The fear in Baghdad is so intense that rumors of even bloodier battles sweep through the city. Two weeks ago, many Sunni believed that the Shia Mehdi Army was going to launch a final “battle of Baghdad” aimed at killing or expelling the Sunni minority in the capital. The Sunni insurgents stored weapons and ammunition in order to make a last-ditch effort to defend their districts. In the event, they believe the ultimate battle was postponed at the last minute. Mr Bush insisted that the Iraqi government, with US military support, “must stop the sectarian violence in the capital”. Quite how they are going to do this is not clear. American reinforcements might limit the ability of death squads to roam at will for a few months, but this will not provide a long-term solution.
Mr Bush’s speech is likely to deepen sectarianism in Iraq by identifying the Shia militias with Iran. In fact, the most powerful Shia militia, the Mehdi Army, is traditionally anti-Iranian. It is the Badr Organisation, now co-operating with US forces, which was formed and trained by the Iranian Revolutionary Guards. In the Arab world as a whole, Mr Bush seems to be trying to rally the Sunni states of Saudi Arabia, Egypt and Jordan to support him in Iraq by exaggerating the Iranian threat.

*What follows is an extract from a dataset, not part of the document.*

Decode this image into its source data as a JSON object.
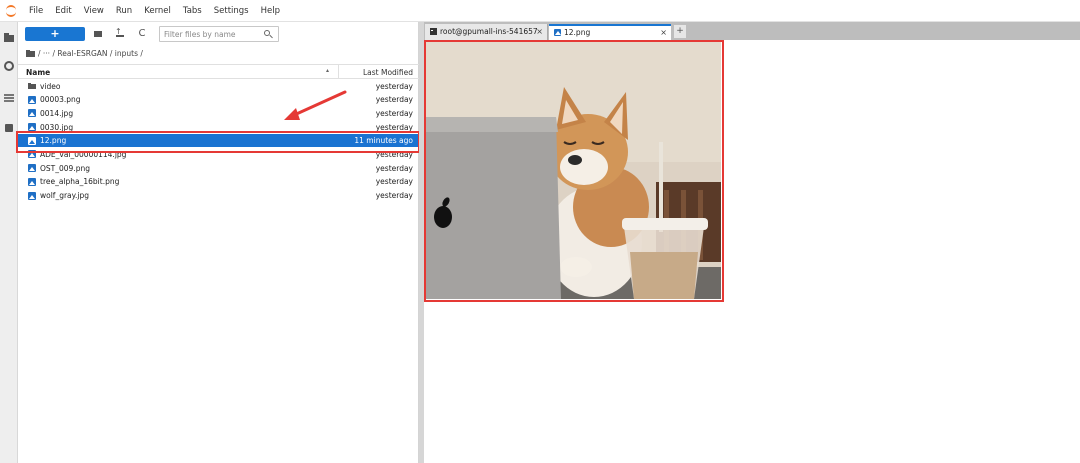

Iraqis also wonder what will happen in the rest of Iraq while the US concentrates on trying to secure Baghdad. The degree of violence in the countryside is often underestimated because it is less reported than in the capital. In Baquba, the capital of Diyala province north-east of Baghdad, US and Iraqi army commanders were lauding their achievements at a press conference last weekend, claiming: “The situation in Baquba is reassuring and under control but there are some rumors circulated by bad people.” Within hours, Sunni insurgents kidnapped the mayor and blew up his office.
The situation in the south of Iraq is no more reassuring. Five American soldiers were killed in the Shia holy city of Karbala last Saturday by gunmen wearing American and Iraqi uniforms, carrying American weapons and driving vehicles used by US or Iraqi government forces. A licence plate belonging to a car registered to Iraq’s Minister of Trade was found on one of the vehicles used in the attack. It is a measure of the chaos in Iraq today that US officials do not know if their men were killed by Sunni or Shia guerrillas.
US commanders and the Mehdi Army seem to be edging away from all-out confrontation in Baghdad. Neither the US nor Iraqi government has the resources to eliminate the Shia militias. Even Kurdish units in the capital have a high number of desertions. The Mehdi Army, if under pressure in the capital, could probably take over much of southern Iraq.
Mr Bush’s supposedly new strategy is less of a strategy than a collection of tactics unlikely to change dramatically the situation on the ground. But if his systematic demonizing of Iran is a precursor to air strikes or other military action against Iran, then Iraqis will once more pay a heavy price.
PATRICK COCKBURN is the author of ‘The Occupation: War, resistance and daily life in Iraq‘, a finalist for the National Book Critics’ Circle Award for best non-fiction book of 2006.